§ WORK TO COMPLETE: Look over the entries that follow. Report how many lines contain "network", with nothing else.

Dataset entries
● ● ● ● ●

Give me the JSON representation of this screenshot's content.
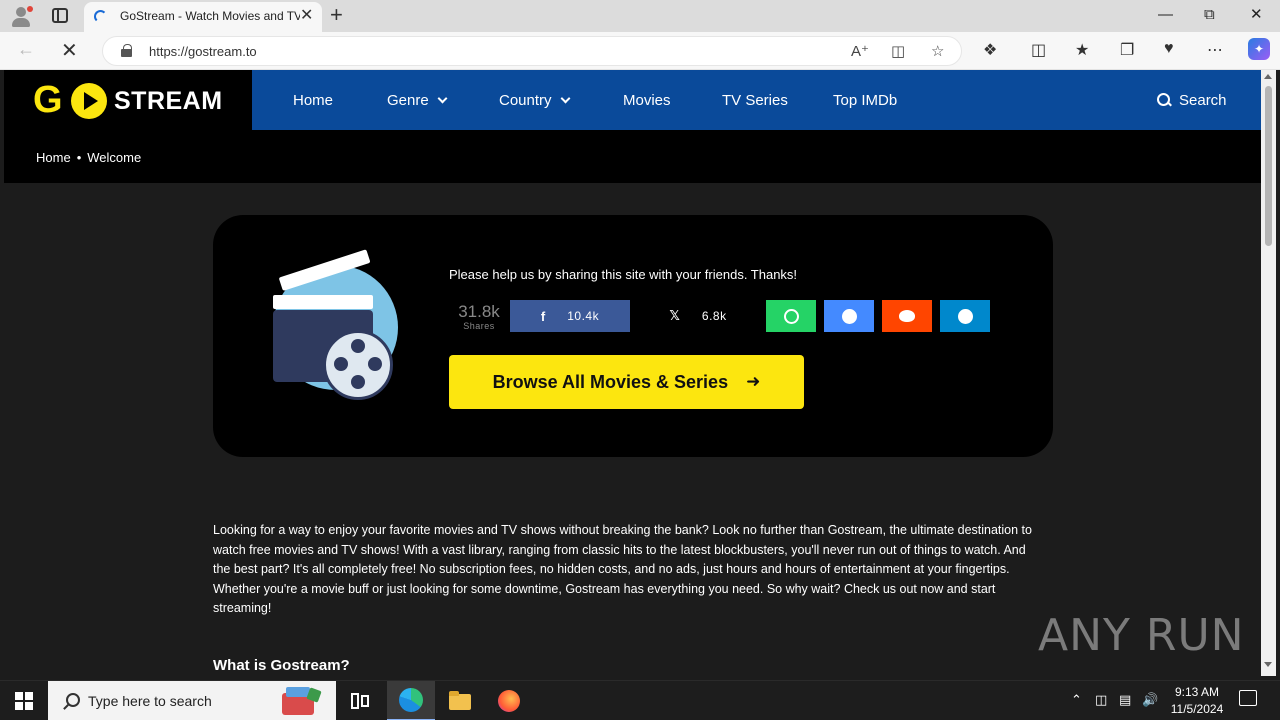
{
  "browser": {
    "tab_title": "GoStream - Watch Movies and TV",
    "url": "https://gostream.to",
    "new_tab_glyph": "+",
    "close_glyph": "✕"
  },
  "site": {
    "logo": {
      "letters": "G",
      "word": "STREAM"
    },
    "nav": [
      {
        "label": "Home"
      },
      {
        "label": "Genre",
        "dropdown": true
      },
      {
        "label": "Country",
        "dropdown": true
      },
      {
        "label": "Movies"
      },
      {
        "label": "TV Series"
      },
      {
        "label": "Top IMDb"
      }
    ],
    "search_label": "Search",
    "breadcrumb": [
      "Home",
      "Welcome"
    ],
    "share": {
      "message": "Please help us by sharing this site with your friends. Thanks!",
      "total_count": "31.8k",
      "total_label": "Shares",
      "buttons": [
        {
          "network": "facebook",
          "icon": "f",
          "count": "10.4k",
          "color": "#3b5998"
        },
        {
          "network": "x",
          "icon": "𝕏",
          "count": "6.8k",
          "color": "#000000"
        },
        {
          "network": "whatsapp",
          "color": "#25d366"
        },
        {
          "network": "messenger",
          "color": "#448aff"
        },
        {
          "network": "reddit",
          "color": "#ff4500"
        },
        {
          "network": "telegram",
          "color": "#0088cc"
        }
      ]
    },
    "browse_button": "Browse All Movies & Series",
    "intro": "Looking for a way to enjoy your favorite movies and TV shows without breaking the bank? Look no further than Gostream, the ultimate destination to watch free movies and TV shows! With a vast library, ranging from classic hits to the latest blockbusters, you'll never run out of things to watch. And the best part? It's all completely free! No subscription fees, no hidden costs, and no ads, just hours and hours of entertainment at your fingertips. Whether you're a movie buff or just looking for some downtime, Gostream has everything you need. So why wait? Check us out now and start streaming!",
    "section_heading": "What is Gostream?",
    "accent_color": "#fce60f",
    "nav_color": "#0a4a9a"
  },
  "watermark": "ANY RUN",
  "taskbar": {
    "search_placeholder": "Type here to search",
    "time": "9:13 AM",
    "date": "11/5/2024"
  }
}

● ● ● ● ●

§ RESULT BELOW: 6